But it was more than just that, her pupils said. It was her obsession with innovation, from hiring Gary Gait — a superstar player in the sport — as an assistant coach to bringing in sports psychologist Jerry Lynch before such things were common, encouraging her players to meditate about “the man in the hut.”
“A little hippie, a little outside the box,” said Venechanos, who now finds herself telling her Ohio State players about this same man in the hut. “Just like kids start talking like their parents, you start sounding like your coach. I heard that 15 years ago, and now I’m still talking about it.”
Then there was the way Timchal stressed constant collaboration with her players, turning them into fledgling coaches when they were still college kids. Teammates used to call Cathy Nelson Reese — Timchal’s successor at Maryland — “a Cindy mini-me,” as Goldsborough put it. (“She was the main reason why I coach,” Reese said this week.)
MacCrate Henning once brought Timchal a problem that was dividing the Terps. The coach responded: “Okay, I’ll be 15 minutes late for practice, figure it out.”
“She didn’t provide the answers; she gave us the time for us to find a solution,” MacCrate Henning said, and that Maryland team finished undefeated and won a national championship.
But mostly, players said, it was the way Timchal made their sport feel both fun and important, something every bit as important as football or basketball, a joyful pursuit that they couldn’t imagine leaving. These future coaches didn’t burn out. Instead, they didn’t want it to end.
“You didn’t want to miss a second of it,” Goldsborough said. “You wanted to be at every practice, you wanted to be at every meeting, you wanted to be at every game, every bus ride, everything. You just wanted to be a part of it, and we just wanted to stay a part of.”
“And quite frankly she was very inspiring,” Kimel said. “That culture that she created at Maryland really has a lot to do with why there’s so many of us who are coaching today.”
“I had the best four years of my life in that environment,” said Venechanos, “and you want to pay it forward.”
“I think Cindy is sort of an environment creator,” agreed Missy Doherty, who has Penn State in its second straight Final Four. “The lessons I learned from my teammates and that competitive atmosphere that she created was a great experience. And it’s something that I think all of us wanted to continue, which is probably why we got into coaching.”
So they streamed into this profession, using Cindyisms like “lollygaggers” and “running in reverse” and “relaxed intensity” and “some I can’t repeat,” as Kimel joked. Some of these coaches, despite their continuing fondness for their mentor, talk to Timchal only occasionally. Some, like Ohio State’s Venechanos, speak to her almost daily. Maryland’s Reese has an undefeated powerhouse, and yet every other question during her Final Four teleconference this week was about Timchal. “That’s okay,” Reese said. “I love her, so that’s fine.”
Timchal said this all makes her proud and happy, but she describes her network of former players with a sort of inevitability, saying people “kind of fall into your bliss.

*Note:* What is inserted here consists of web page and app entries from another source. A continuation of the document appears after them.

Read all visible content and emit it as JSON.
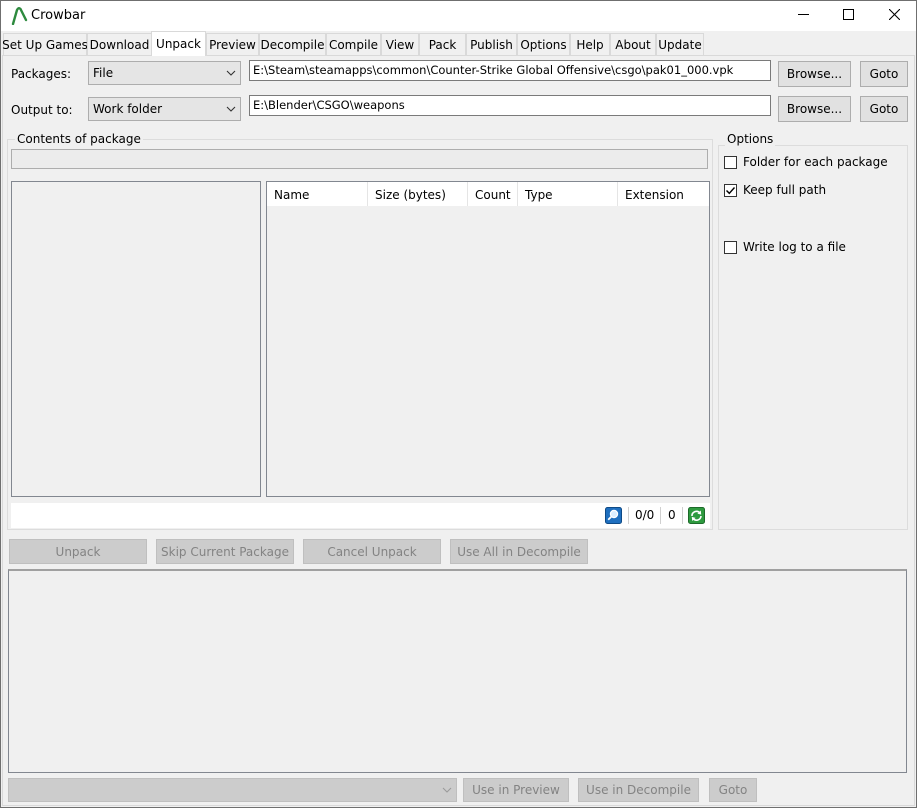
{
  "window": {
    "title": "Crowbar",
    "controls": {
      "minimize": "minimize-icon",
      "maximize": "maximize-icon",
      "close": "close-icon"
    }
  },
  "tabs": [
    {
      "label": "Set Up Games"
    },
    {
      "label": "Download"
    },
    {
      "label": "Unpack",
      "active": true
    },
    {
      "label": "Preview"
    },
    {
      "label": "Decompile"
    },
    {
      "label": "Compile"
    },
    {
      "label": "View"
    },
    {
      "label": "Pack"
    },
    {
      "label": "Publish"
    },
    {
      "label": "Options"
    },
    {
      "label": "Help"
    },
    {
      "label": "About"
    },
    {
      "label": "Update"
    }
  ],
  "unpack": {
    "packages": {
      "label": "Packages:",
      "mode": "File",
      "path": "E:\\Steam\\steamapps\\common\\Counter-Strike Global Offensive\\csgo\\pak01_000.vpk",
      "browse": "Browse...",
      "goto": "Goto"
    },
    "output": {
      "label": "Output to:",
      "mode": "Work folder",
      "path": "E:\\Blender\\CSGO\\weapons",
      "browse": "Browse...",
      "goto": "Goto"
    },
    "contents": {
      "title": "Contents of package",
      "path_value": "",
      "columns": [
        "Name",
        "Size (bytes)",
        "Count",
        "Type",
        "Extension"
      ],
      "rows": [],
      "status_count": "0/0",
      "status_size": "0"
    },
    "options": {
      "title": "Options",
      "folder_each": {
        "label": "Folder for each package",
        "checked": false
      },
      "keep_path": {
        "label": "Keep full path",
        "checked": true
      },
      "write_log": {
        "label": "Write log to a file",
        "checked": false
      }
    },
    "actions": {
      "unpack": "Unpack",
      "skip": "Skip Current Package",
      "cancel": "Cancel Unpack",
      "use_all": "Use All in Decompile"
    },
    "log": {
      "text": ""
    },
    "bottom": {
      "selected_output": "",
      "use_preview": "Use in Preview",
      "use_decompile": "Use in Decompile",
      "goto": "Goto"
    }
  },
  "colors": {
    "window_bg": "#f0f0f0",
    "accent_logo": "#2d8a3e",
    "status_search": "#1f6fbf",
    "status_refresh": "#2e9a3f"
  }
}
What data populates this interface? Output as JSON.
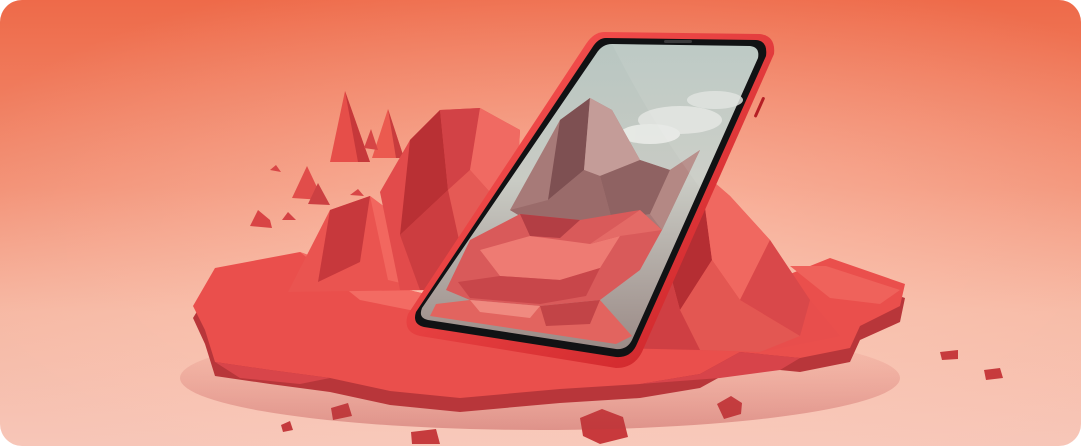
{
  "image": {
    "subject": "smartphone-with-lowpoly-mountain-diorama",
    "icon_names": [
      "phone-illustration",
      "mountain-illustration",
      "rock-illustration"
    ],
    "colors": {
      "background_top": "#ef6a4a",
      "background_bottom": "#f8c8b8",
      "terrain": "#e94a48",
      "terrain_dark": "#b92f34",
      "phone_frame": "#d92d2e",
      "screen_sky": "#b9c2bc",
      "screen_mountain": "#9a6b6b"
    }
  }
}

You follow what brings you joy, and you share that with your team.” Her former players are a tad less dismissive.
“We’re able to be full-time coaches, to support our families, because of what Cindy Timchal’s done in the past,” said Venechanos, the Ohio State coach. “I laugh when people say coaching tree. She has a coaching forest, to be honest.”